While writers are sure to earn the scale amount, screenwriters are also offered royalties for when their movies or shows are aired on TV, bought on VOD platforms, etc.
These royalties are determined by contracts and the rates set by the WGA.
Screenwriters’ role in Production
After a screenplay is decided to go into production and a director has been assigned. It is customary for the writer and director to go over the script together.
The director may suggest some changes or tweaks to the script or ask for the significance of a certain element in the story.
After the screenwriter and director have agreed upon the very final version of the script. The director is given a shooting script, which is made specifically to make the shooting process easier.
Whether a screenwriter gets to be on set is depends on the production.
Sometimes a screenwriter may be present for the director to do justice to a scene in the way it was intended in the script.
Other times it may be because the writer wanted to learn more about directing and being on set.
“Once you crack the script everything else flows”– Ridley Scott (Director/Producer)
In TV productions, showrunners do get to visit sets. But staff writers do not have the same option in most cases.
This is because the writer’s room for a show might be in LA, but the film production might be based in Vancouver or Atlanta. It is not feasible to fly the writers out to the set multiple times.
Do Screenwriters go to movie sets every day?
Once the screenplay has been finalized and locked in, the creative control is more or less in the hands of the director or producer. The screenwriter has a more supportive role on set if any.
Then again, it depends entirely on the relation between the screenwriter and the director if in case he or she requests the advice or opinion of the screenwriter on set.
It is also possible that actors may require the assistance and input of the screenwriter in interpreting their roles or making any last-minute adjustments on set.
Big budget productions normally have a team of different screenwriters working tirelessly in coordination with the filming crew to make urgent rewrites as and when required.
This may be because certain actors and their roles need to be reduced.
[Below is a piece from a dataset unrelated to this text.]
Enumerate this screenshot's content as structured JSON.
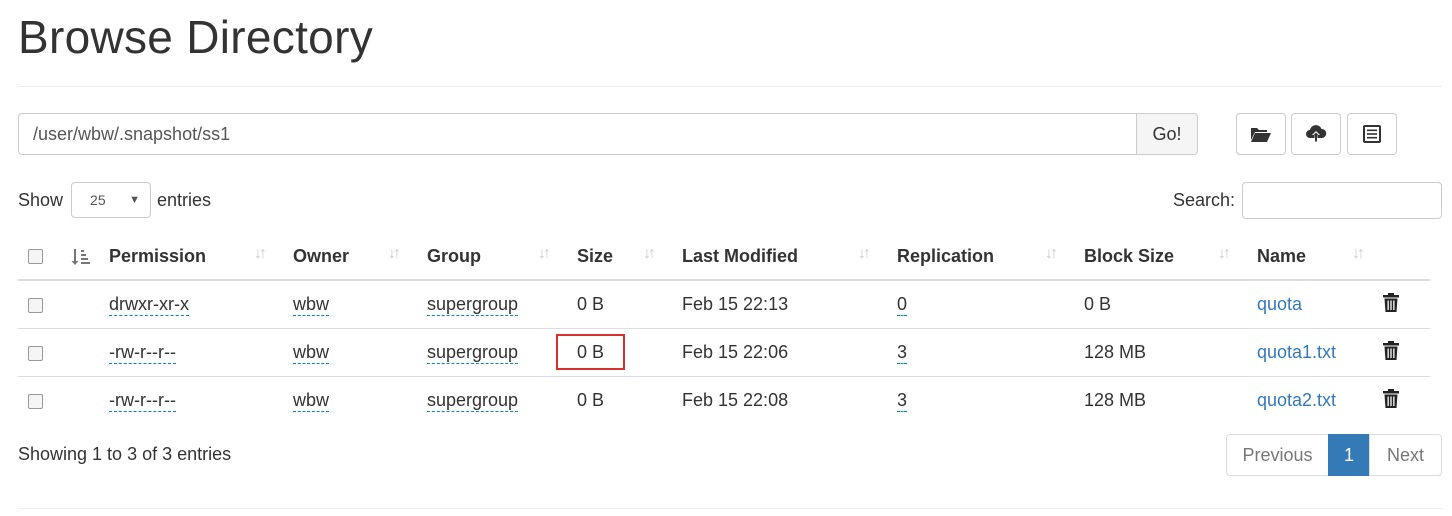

Or in cases of movies taking place within expanded universes, the story of a future project may affect the scenes or dialogue of a script already in production.
Their involvement may vary depending on the project they are hired for. Usually, once the story has been successfully put to paper, the screenwriter would move on to the next project at hand.
Do Screenwriters have inputs while directing?
A screenwriter indeed has the liberty to set up an interesting plot through research and rewrites but the idea in the screen writer’s mind may not often get replicated on screen, warts and all.
It is important to remember as a general rule of thumb that there are always three films made during the production – the film that got written, the film that was shot, and the film that was edited.
Given the involvement of multiple creative personnel during production, the screenwriter may rarely get an opinion while directing or editing.
Often, the circumstances of the film determine the creative liberty of the screenwriter.
If he or she is a part of a team of screenwriters hired to manage rewrites as insisted upon by the director then they probably are only required to do as they are told.
The producer of the film or series may ask for several cuts in the plot to manage costs in which case the screenwriter would need to adjust the script accordingly.
All of this is still very much dependent on the individual team and the liberties shared therein.
To summarise, what we know is that the screenwriter is the primary architect of the story in terms of the screenplay.
Their job is primarily concerned with the aspects of the film set in pre-production.
This involves doing research, developing the plot and characters, and making an interesting script for the screen after which they must focus on getting the project developed by a studio.